======== SUPPLIED RECORDS
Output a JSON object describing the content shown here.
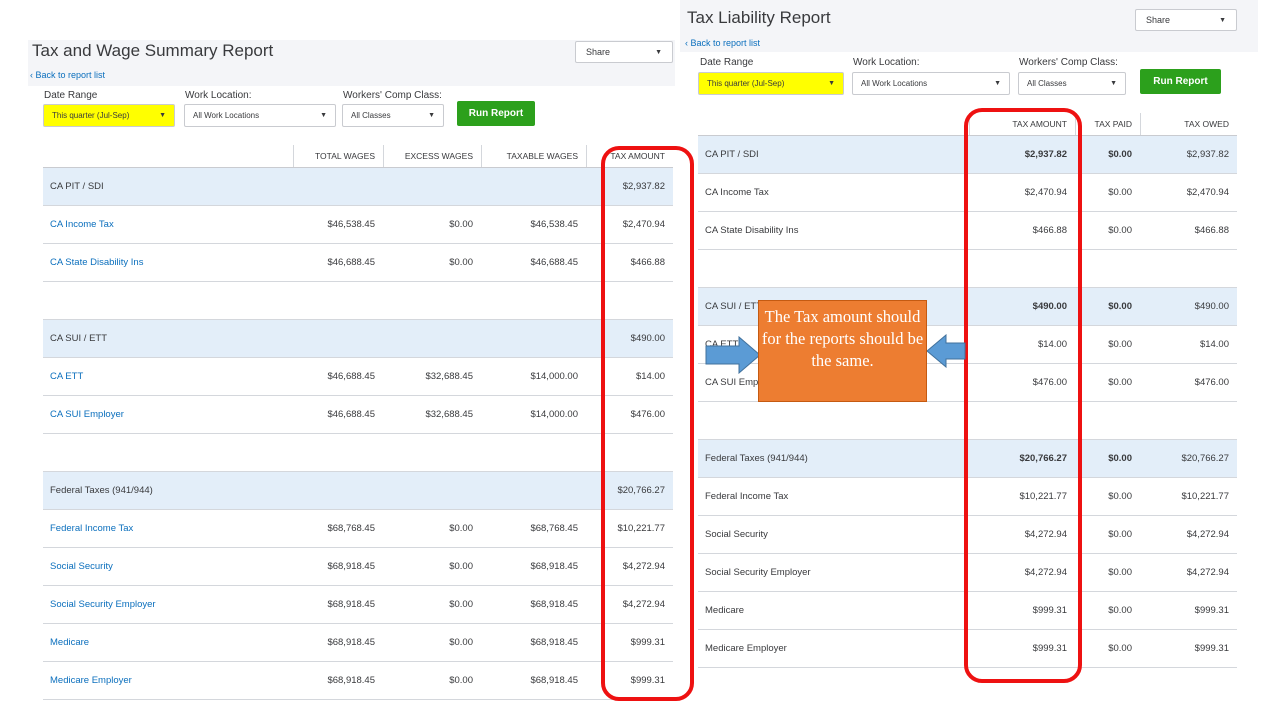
{
  "left": {
    "title": "Tax and Wage Summary Report",
    "back": "Back to report list",
    "share": "Share",
    "filters": {
      "date_label": "Date Range",
      "date_value": "This quarter (Jul-Sep)",
      "loc_label": "Work Location:",
      "loc_value": "All Work Locations",
      "comp_label": "Workers' Comp Class:",
      "comp_value": "All Classes",
      "run": "Run Report"
    },
    "columns": [
      "TOTAL WAGES",
      "EXCESS WAGES",
      "TAXABLE WAGES",
      "TAX AMOUNT"
    ],
    "rows": [
      {
        "type": "group",
        "name": "CA PIT / SDI",
        "vals": [
          "",
          "",
          "",
          "$2,937.82"
        ]
      },
      {
        "type": "item",
        "name": "CA Income Tax",
        "vals": [
          "$46,538.45",
          "$0.00",
          "$46,538.45",
          "$2,470.94"
        ]
      },
      {
        "type": "item",
        "name": "CA State Disability Ins",
        "vals": [
          "$46,688.45",
          "$0.00",
          "$46,688.45",
          "$466.88"
        ]
      },
      {
        "type": "blank"
      },
      {
        "type": "group",
        "name": "CA SUI / ETT",
        "vals": [
          "",
          "",
          "",
          "$490.00"
        ]
      },
      {
        "type": "item",
        "name": "CA ETT",
        "vals": [
          "$46,688.45",
          "$32,688.45",
          "$14,000.00",
          "$14.00"
        ]
      },
      {
        "type": "item",
        "name": "CA SUI Employer",
        "vals": [
          "$46,688.45",
          "$32,688.45",
          "$14,000.00",
          "$476.00"
        ]
      },
      {
        "type": "blank"
      },
      {
        "type": "group",
        "name": "Federal Taxes (941/944)",
        "vals": [
          "",
          "",
          "",
          "$20,766.27"
        ]
      },
      {
        "type": "item",
        "name": "Federal Income Tax",
        "vals": [
          "$68,768.45",
          "$0.00",
          "$68,768.45",
          "$10,221.77"
        ]
      },
      {
        "type": "item",
        "name": "Social Security",
        "vals": [
          "$68,918.45",
          "$0.00",
          "$68,918.45",
          "$4,272.94"
        ]
      },
      {
        "type": "item",
        "name": "Social Security Employer",
        "vals": [
          "$68,918.45",
          "$0.00",
          "$68,918.45",
          "$4,272.94"
        ]
      },
      {
        "type": "item",
        "name": "Medicare",
        "vals": [
          "$68,918.45",
          "$0.00",
          "$68,918.45",
          "$999.31"
        ]
      },
      {
        "type": "item",
        "name": "Medicare Employer",
        "vals": [
          "$68,918.45",
          "$0.00",
          "$68,918.45",
          "$999.31"
        ]
      }
    ]
  },
  "right": {
    "title": "Tax Liability Report",
    "back": "Back to report list",
    "share": "Share",
    "filters": {
      "date_label": "Date Range",
      "date_value": "This quarter (Jul-Sep)",
      "loc_label": "Work Location:",
      "loc_value": "All Work Locations",
      "comp_label": "Workers' Comp Class:",
      "comp_value": "All Classes",
      "run": "Run Report"
    },
    "columns": [
      "TAX AMOUNT",
      "TAX PAID",
      "TAX OWED"
    ],
    "rows": [
      {
        "type": "group",
        "name": "CA PIT / SDI",
        "vals": [
          "$2,937.82",
          "$0.00",
          "$2,937.82"
        ]
      },
      {
        "type": "item",
        "name": "CA Income Tax",
        "vals": [
          "$2,470.94",
          "$0.00",
          "$2,470.94"
        ]
      },
      {
        "type": "item",
        "name": "CA State Disability Ins",
        "vals": [
          "$466.88",
          "$0.00",
          "$466.88"
        ]
      },
      {
        "type": "blank"
      },
      {
        "type": "group",
        "name": "CA SUI / ETT",
        "vals": [
          "$490.00",
          "$0.00",
          "$490.00"
        ]
      },
      {
        "type": "item",
        "name": "CA ETT",
        "vals": [
          "$14.00",
          "$0.00",
          "$14.00"
        ]
      },
      {
        "type": "item",
        "name": "CA SUI Employer",
        "vals": [
          "$476.00",
          "$0.00",
          "$476.00"
        ]
      },
      {
        "type": "blank"
      },
      {
        "type": "group",
        "name": "Federal Taxes (941/944)",
        "vals": [
          "$20,766.27",
          "$0.00",
          "$20,766.27"
        ]
      },
      {
        "type": "item",
        "name": "Federal Income Tax",
        "vals": [
          "$10,221.77",
          "$0.00",
          "$10,221.77"
        ]
      },
      {
        "type": "item",
        "name": "Social Security",
        "vals": [
          "$4,272.94",
          "$0.00",
          "$4,272.94"
        ]
      },
      {
        "type": "item",
        "name": "Social Security Employer",
        "vals": [
          "$4,272.94",
          "$0.00",
          "$4,272.94"
        ]
      },
      {
        "type": "item",
        "name": "Medicare",
        "vals": [
          "$999.31",
          "$0.00",
          "$999.31"
        ]
      },
      {
        "type": "item",
        "name": "Medicare Employer",
        "vals": [
          "$999.31",
          "$0.00",
          "$999.31"
        ]
      }
    ]
  },
  "annotation": {
    "text": "The Tax amount should for the reports should be the same.",
    "box_color": "#ed7d31",
    "highlight_color": "#ee1111",
    "arrow_color": "#5b9bd5"
  }
}
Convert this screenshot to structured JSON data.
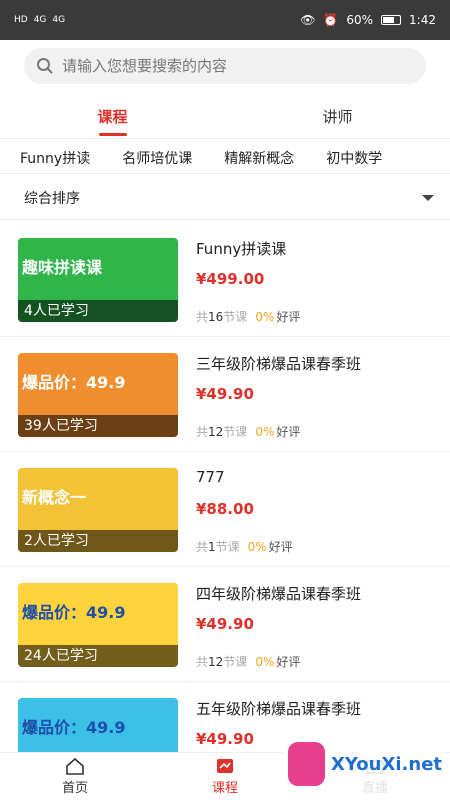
{
  "statusbar": {
    "left_signals": [
      "HD",
      "4G",
      "4G"
    ],
    "battery": "60%",
    "time": "1:42"
  },
  "search": {
    "placeholder": "请输入您想要搜索的内容"
  },
  "tabs": [
    {
      "label": "课程",
      "active": true
    },
    {
      "label": "讲师",
      "active": false
    }
  ],
  "categories": [
    "Funny拼读",
    "名师培优课",
    "精解新概念",
    "初中数学"
  ],
  "sort": {
    "label": "综合排序"
  },
  "courses": [
    {
      "title": "Funny拼读课",
      "price": "¥499.00",
      "learners": "4人已学习",
      "lessons_prefix": "共",
      "lessons": "16",
      "lessons_suffix": "节课",
      "rating": "0%",
      "rating_label": "好评",
      "thumb_text": "趣味拼读课"
    },
    {
      "title": "三年级阶梯爆品课春季班",
      "price": "¥49.90",
      "learners": "39人已学习",
      "lessons_prefix": "共",
      "lessons": "12",
      "lessons_suffix": "节课",
      "rating": "0%",
      "rating_label": "好评",
      "thumb_text": "爆品价：49.9"
    },
    {
      "title": "777",
      "price": "¥88.00",
      "learners": "2人已学习",
      "lessons_prefix": "共",
      "lessons": "1",
      "lessons_suffix": "节课",
      "rating": "0%",
      "rating_label": "好评",
      "thumb_text": "新概念一"
    },
    {
      "title": "四年级阶梯爆品课春季班",
      "price": "¥49.90",
      "learners": "24人已学习",
      "lessons_prefix": "共",
      "lessons": "12",
      "lessons_suffix": "节课",
      "rating": "0%",
      "rating_label": "好评",
      "thumb_text": "爆品价：49.9"
    },
    {
      "title": "五年级阶梯爆品课春季班",
      "price": "¥49.90",
      "learners": "",
      "lessons_prefix": "",
      "lessons": "",
      "lessons_suffix": "",
      "rating": "",
      "rating_label": "",
      "thumb_text": "爆品价：49.9"
    }
  ],
  "bottom_nav": [
    {
      "label": "首页",
      "icon": "home-icon",
      "active": false
    },
    {
      "label": "课程",
      "icon": "course-icon",
      "active": true
    },
    {
      "label": "直播",
      "icon": "live-icon",
      "active": false
    }
  ],
  "watermark": {
    "text": "XYouXi.net"
  },
  "colors": {
    "accent": "#e0302a",
    "orange": "#f5a623"
  }
}
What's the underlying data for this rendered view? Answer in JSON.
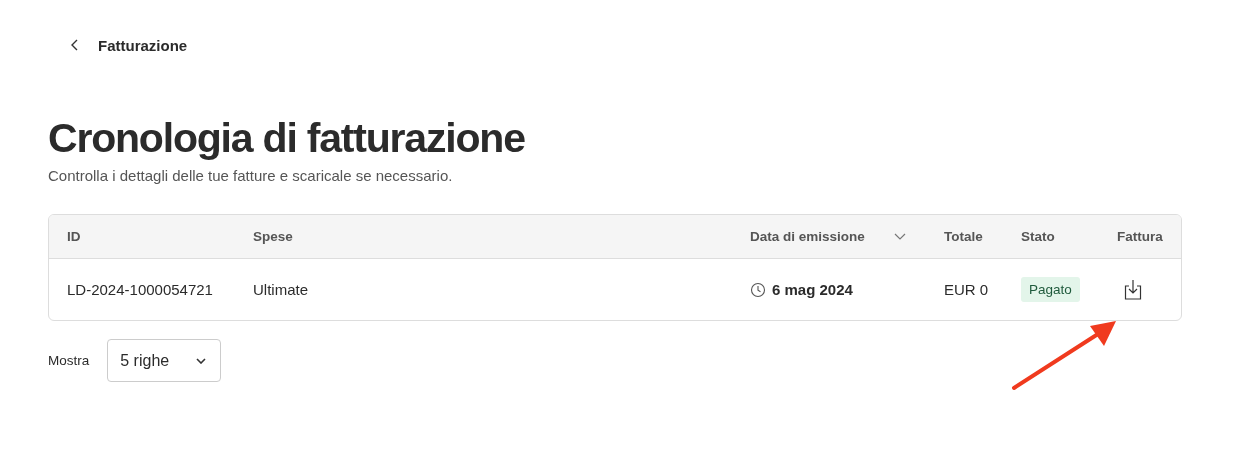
{
  "breadcrumb": {
    "label": "Fatturazione"
  },
  "title": "Cronologia di fatturazione",
  "subtitle": "Controlla i dettagli delle tue fatture e scaricale se necessario.",
  "table": {
    "columns": [
      {
        "label": "ID",
        "sorted": false
      },
      {
        "label": "Spese",
        "sorted": false
      },
      {
        "label": "Data di emissione",
        "sorted": true
      },
      {
        "label": "Totale",
        "sorted": false
      },
      {
        "label": "Stato",
        "sorted": false
      },
      {
        "label": "Fattura",
        "sorted": false
      }
    ],
    "rows": [
      {
        "id": "LD-2024-1000054721",
        "charges": "Ultimate",
        "date": "6 mag 2024",
        "total": "EUR 0",
        "status": {
          "label": "Pagato",
          "kind": "paid"
        }
      }
    ]
  },
  "pagination": {
    "label": "Mostra",
    "value": "5 righe"
  }
}
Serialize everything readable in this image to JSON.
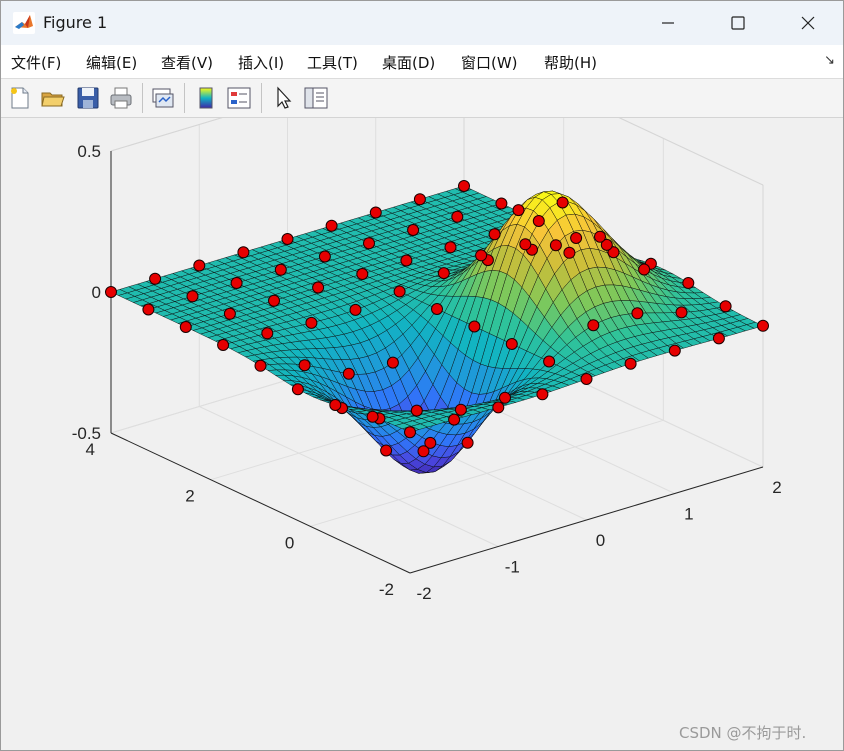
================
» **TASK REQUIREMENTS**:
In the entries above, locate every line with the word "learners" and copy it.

» **RESPONSE AREA**:
      "learners": "4人已学习",
      "learners": "39人已学习",
      "learners": "2人已学习",
      "learners": "24人已学习",
      "learners": "",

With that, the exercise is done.